Stored data entries
* * *
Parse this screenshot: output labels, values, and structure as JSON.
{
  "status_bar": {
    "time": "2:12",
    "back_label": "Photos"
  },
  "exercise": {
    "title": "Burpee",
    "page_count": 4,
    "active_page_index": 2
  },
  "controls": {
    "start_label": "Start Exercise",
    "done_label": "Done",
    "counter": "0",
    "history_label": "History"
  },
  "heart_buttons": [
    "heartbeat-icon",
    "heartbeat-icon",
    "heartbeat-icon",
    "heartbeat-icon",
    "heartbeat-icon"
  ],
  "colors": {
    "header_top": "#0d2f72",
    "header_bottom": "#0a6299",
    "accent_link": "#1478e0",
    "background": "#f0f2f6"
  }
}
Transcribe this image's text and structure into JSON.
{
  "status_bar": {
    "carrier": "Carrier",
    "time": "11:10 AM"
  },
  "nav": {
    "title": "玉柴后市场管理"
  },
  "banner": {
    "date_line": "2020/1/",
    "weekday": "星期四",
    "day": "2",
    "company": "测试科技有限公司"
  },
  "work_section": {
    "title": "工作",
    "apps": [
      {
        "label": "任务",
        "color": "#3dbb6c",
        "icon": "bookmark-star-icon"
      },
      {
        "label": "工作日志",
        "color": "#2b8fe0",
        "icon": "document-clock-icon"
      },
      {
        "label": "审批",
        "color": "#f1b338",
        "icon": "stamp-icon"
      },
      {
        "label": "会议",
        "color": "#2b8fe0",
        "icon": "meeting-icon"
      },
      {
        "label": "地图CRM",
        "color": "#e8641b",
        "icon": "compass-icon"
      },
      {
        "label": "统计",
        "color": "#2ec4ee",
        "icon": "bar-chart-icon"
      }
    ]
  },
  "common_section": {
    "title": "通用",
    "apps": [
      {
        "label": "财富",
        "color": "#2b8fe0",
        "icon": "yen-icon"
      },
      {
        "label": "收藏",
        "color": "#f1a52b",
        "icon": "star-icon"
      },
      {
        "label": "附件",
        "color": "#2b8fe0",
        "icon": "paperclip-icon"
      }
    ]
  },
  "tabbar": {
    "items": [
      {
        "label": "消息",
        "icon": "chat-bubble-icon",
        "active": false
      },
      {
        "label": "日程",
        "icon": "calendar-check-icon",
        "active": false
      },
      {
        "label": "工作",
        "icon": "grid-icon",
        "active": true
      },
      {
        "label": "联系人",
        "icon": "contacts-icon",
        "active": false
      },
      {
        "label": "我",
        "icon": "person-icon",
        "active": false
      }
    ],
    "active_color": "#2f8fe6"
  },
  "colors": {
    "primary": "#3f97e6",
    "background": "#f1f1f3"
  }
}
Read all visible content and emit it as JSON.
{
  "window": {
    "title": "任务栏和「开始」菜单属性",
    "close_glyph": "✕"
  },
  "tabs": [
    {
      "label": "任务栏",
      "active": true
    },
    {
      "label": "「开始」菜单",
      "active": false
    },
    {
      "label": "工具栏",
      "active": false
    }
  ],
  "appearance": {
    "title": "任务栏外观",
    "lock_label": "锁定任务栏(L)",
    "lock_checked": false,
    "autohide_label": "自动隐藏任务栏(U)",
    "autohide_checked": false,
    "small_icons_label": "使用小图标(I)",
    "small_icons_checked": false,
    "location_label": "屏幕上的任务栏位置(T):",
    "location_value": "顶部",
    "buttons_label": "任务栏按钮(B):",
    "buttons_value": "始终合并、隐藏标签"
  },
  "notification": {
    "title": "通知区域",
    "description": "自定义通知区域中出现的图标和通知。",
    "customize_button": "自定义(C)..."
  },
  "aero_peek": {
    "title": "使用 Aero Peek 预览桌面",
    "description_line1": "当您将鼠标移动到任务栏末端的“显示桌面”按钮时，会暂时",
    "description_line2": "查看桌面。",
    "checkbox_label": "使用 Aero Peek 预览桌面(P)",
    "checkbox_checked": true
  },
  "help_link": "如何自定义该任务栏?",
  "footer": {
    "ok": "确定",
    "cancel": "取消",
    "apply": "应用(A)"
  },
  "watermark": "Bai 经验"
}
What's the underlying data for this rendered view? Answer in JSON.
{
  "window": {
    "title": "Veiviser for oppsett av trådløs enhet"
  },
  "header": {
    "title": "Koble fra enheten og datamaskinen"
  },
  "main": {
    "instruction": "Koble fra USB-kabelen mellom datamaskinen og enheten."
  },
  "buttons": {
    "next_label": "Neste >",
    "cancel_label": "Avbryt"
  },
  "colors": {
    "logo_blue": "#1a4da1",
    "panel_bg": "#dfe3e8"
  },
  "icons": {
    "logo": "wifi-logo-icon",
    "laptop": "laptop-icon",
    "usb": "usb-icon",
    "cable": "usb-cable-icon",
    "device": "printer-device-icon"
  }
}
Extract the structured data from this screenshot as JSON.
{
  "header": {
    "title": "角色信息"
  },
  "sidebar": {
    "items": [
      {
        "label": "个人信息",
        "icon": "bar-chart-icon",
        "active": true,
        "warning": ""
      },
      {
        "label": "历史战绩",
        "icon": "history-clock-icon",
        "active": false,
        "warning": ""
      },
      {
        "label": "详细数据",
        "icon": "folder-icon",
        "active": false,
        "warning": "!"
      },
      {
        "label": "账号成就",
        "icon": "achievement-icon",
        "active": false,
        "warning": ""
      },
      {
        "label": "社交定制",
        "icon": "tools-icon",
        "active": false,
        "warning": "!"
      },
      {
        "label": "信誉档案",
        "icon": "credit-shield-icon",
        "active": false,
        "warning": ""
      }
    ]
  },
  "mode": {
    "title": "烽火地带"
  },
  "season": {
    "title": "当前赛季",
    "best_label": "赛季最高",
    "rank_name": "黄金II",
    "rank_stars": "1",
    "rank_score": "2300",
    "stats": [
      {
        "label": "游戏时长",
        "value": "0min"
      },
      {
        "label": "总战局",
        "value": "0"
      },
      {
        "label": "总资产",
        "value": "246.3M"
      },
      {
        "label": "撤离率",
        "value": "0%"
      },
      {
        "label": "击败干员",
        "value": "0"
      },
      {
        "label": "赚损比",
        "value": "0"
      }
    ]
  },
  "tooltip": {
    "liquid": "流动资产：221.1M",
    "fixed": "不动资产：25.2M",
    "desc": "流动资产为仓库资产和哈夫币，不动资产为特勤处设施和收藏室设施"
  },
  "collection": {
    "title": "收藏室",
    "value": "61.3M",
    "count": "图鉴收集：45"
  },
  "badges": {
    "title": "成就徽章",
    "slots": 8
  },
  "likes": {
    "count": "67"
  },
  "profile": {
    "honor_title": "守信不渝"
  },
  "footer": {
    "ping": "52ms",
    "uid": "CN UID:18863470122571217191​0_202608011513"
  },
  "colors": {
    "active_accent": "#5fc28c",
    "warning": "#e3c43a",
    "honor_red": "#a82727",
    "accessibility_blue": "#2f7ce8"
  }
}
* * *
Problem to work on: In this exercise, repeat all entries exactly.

Solution to this exercise:
Parse this screenshot: output labels, values, and structure as JSON.
{
  "status_bar": {
    "time": "2:12",
    "back_label": "Photos"
  },
  "exercise": {
    "title": "Burpee",
    "page_count": 4,
    "active_page_index": 2
  },
  "controls": {
    "start_label": "Start Exercise",
    "done_label": "Done",
    "counter": "0",
    "history_label": "History"
  },
  "heart_buttons": [
    "heartbeat-icon",
    "heartbeat-icon",
    "heartbeat-icon",
    "heartbeat-icon",
    "heartbeat-icon"
  ],
  "colors": {
    "header_top": "#0d2f72",
    "header_bottom": "#0a6299",
    "accent_link": "#1478e0",
    "background": "#f0f2f6"
  }
}
Transcribe this image's text and structure into JSON.
{
  "status_bar": {
    "carrier": "Carrier",
    "time": "11:10 AM"
  },
  "nav": {
    "title": "玉柴后市场管理"
  },
  "banner": {
    "date_line": "2020/1/",
    "weekday": "星期四",
    "day": "2",
    "company": "测试科技有限公司"
  },
  "work_section": {
    "title": "工作",
    "apps": [
      {
        "label": "任务",
        "color": "#3dbb6c",
        "icon": "bookmark-star-icon"
      },
      {
        "label": "工作日志",
        "color": "#2b8fe0",
        "icon": "document-clock-icon"
      },
      {
        "label": "审批",
        "color": "#f1b338",
        "icon": "stamp-icon"
      },
      {
        "label": "会议",
        "color": "#2b8fe0",
        "icon": "meeting-icon"
      },
      {
        "label": "地图CRM",
        "color": "#e8641b",
        "icon": "compass-icon"
      },
      {
        "label": "统计",
        "color": "#2ec4ee",
        "icon": "bar-chart-icon"
      }
    ]
  },
  "common_section": {
    "title": "通用",
    "apps": [
      {
        "label": "财富",
        "color": "#2b8fe0",
        "icon": "yen-icon"
      },
      {
        "label": "收藏",
        "color": "#f1a52b",
        "icon": "star-icon"
      },
      {
        "label": "附件",
        "color": "#2b8fe0",
        "icon": "paperclip-icon"
      }
    ]
  },
  "tabbar": {
    "items": [
      {
        "label": "消息",
        "icon": "chat-bubble-icon",
        "active": false
      },
      {
        "label": "日程",
        "icon": "calendar-check-icon",
        "active": false
      },
      {
        "label": "工作",
        "icon": "grid-icon",
        "active": true
      },
      {
        "label": "联系人",
        "icon": "contacts-icon",
        "active": false
      },
      {
        "label": "我",
        "icon": "person-icon",
        "active": false
      }
    ],
    "active_color": "#2f8fe6"
  },
  "colors": {
    "primary": "#3f97e6",
    "background": "#f1f1f3"
  }
}
Read all visible content and emit it as JSON.
{
  "window": {
    "title": "任务栏和「开始」菜单属性",
    "close_glyph": "✕"
  },
  "tabs": [
    {
      "label": "任务栏",
      "active": true
    },
    {
      "label": "「开始」菜单",
      "active": false
    },
    {
      "label": "工具栏",
      "active": false
    }
  ],
  "appearance": {
    "title": "任务栏外观",
    "lock_label": "锁定任务栏(L)",
    "lock_checked": false,
    "autohide_label": "自动隐藏任务栏(U)",
    "autohide_checked": false,
    "small_icons_label": "使用小图标(I)",
    "small_icons_checked": false,
    "location_label": "屏幕上的任务栏位置(T):",
    "location_value": "顶部",
    "buttons_label": "任务栏按钮(B):",
    "buttons_value": "始终合并、隐藏标签"
  },
  "notification": {
    "title": "通知区域",
    "description": "自定义通知区域中出现的图标和通知。",
    "customize_button": "自定义(C)..."
  },
  "aero_peek": {
    "title": "使用 Aero Peek 预览桌面",
    "description_line1": "当您将鼠标移动到任务栏末端的“显示桌面”按钮时，会暂时",
    "description_line2": "查看桌面。",
    "checkbox_label": "使用 Aero Peek 预览桌面(P)",
    "checkbox_checked": true
  },
  "help_link": "如何自定义该任务栏?",
  "footer": {
    "ok": "确定",
    "cancel": "取消",
    "apply": "应用(A)"
  },
  "watermark": "Bai 经验"
}
What's the underlying data for this rendered view? Answer in JSON.
{
  "window": {
    "title": "Veiviser for oppsett av trådløs enhet"
  },
  "header": {
    "title": "Koble fra enheten og datamaskinen"
  },
  "main": {
    "instruction": "Koble fra USB-kabelen mellom datamaskinen og enheten."
  },
  "buttons": {
    "next_label": "Neste >",
    "cancel_label": "Avbryt"
  },
  "colors": {
    "logo_blue": "#1a4da1",
    "panel_bg": "#dfe3e8"
  },
  "icons": {
    "logo": "wifi-logo-icon",
    "laptop": "laptop-icon",
    "usb": "usb-icon",
    "cable": "usb-cable-icon",
    "device": "printer-device-icon"
  }
}
Extract the structured data from this screenshot as JSON.
{
  "header": {
    "title": "角色信息"
  },
  "sidebar": {
    "items": [
      {
        "label": "个人信息",
        "icon": "bar-chart-icon",
        "active": true,
        "warning": ""
      },
      {
        "label": "历史战绩",
        "icon": "history-clock-icon",
        "active": false,
        "warning": ""
      },
      {
        "label": "详细数据",
        "icon": "folder-icon",
        "active": false,
        "warning": "!"
      },
      {
        "label": "账号成就",
        "icon": "achievement-icon",
        "active": false,
        "warning": ""
      },
      {
        "label": "社交定制",
        "icon": "tools-icon",
        "active": false,
        "warning": "!"
      },
      {
        "label": "信誉档案",
        "icon": "credit-shield-icon",
        "active": false,
        "warning": ""
      }
    ]
  },
  "mode": {
    "title": "烽火地带"
  },
  "season": {
    "title": "当前赛季",
    "best_label": "赛季最高",
    "rank_name": "黄金II",
    "rank_stars": "1",
    "rank_score": "2300",
    "stats": [
      {
        "label": "游戏时长",
        "value": "0min"
      },
      {
        "label": "总战局",
        "value": "0"
      },
      {
        "label": "总资产",
        "value": "246.3M"
      },
      {
        "label": "撤离率",
        "value": "0%"
      },
      {
        "label": "击败干员",
        "value": "0"
      },
      {
        "label": "赚损比",
        "value": "0"
      }
    ]
  },
  "tooltip": {
    "liquid": "流动资产：221.1M",
    "fixed": "不动资产：25.2M",
    "desc": "流动资产为仓库资产和哈夫币，不动资产为特勤处设施和收藏室设施"
  },
  "collection": {
    "title": "收藏室",
    "value": "61.3M",
    "count": "图鉴收集：45"
  },
  "badges": {
    "title": "成就徽章",
    "slots": 8
  },
  "likes": {
    "count": "67"
  },
  "profile": {
    "honor_title": "守信不渝"
  },
  "footer": {
    "ping": "52ms",
    "uid": "CN UID:18863470122571217191​0_202608011513"
  },
  "colors": {
    "active_accent": "#5fc28c",
    "warning": "#e3c43a",
    "honor_red": "#a82727",
    "accessibility_blue": "#2f7ce8"
  }
}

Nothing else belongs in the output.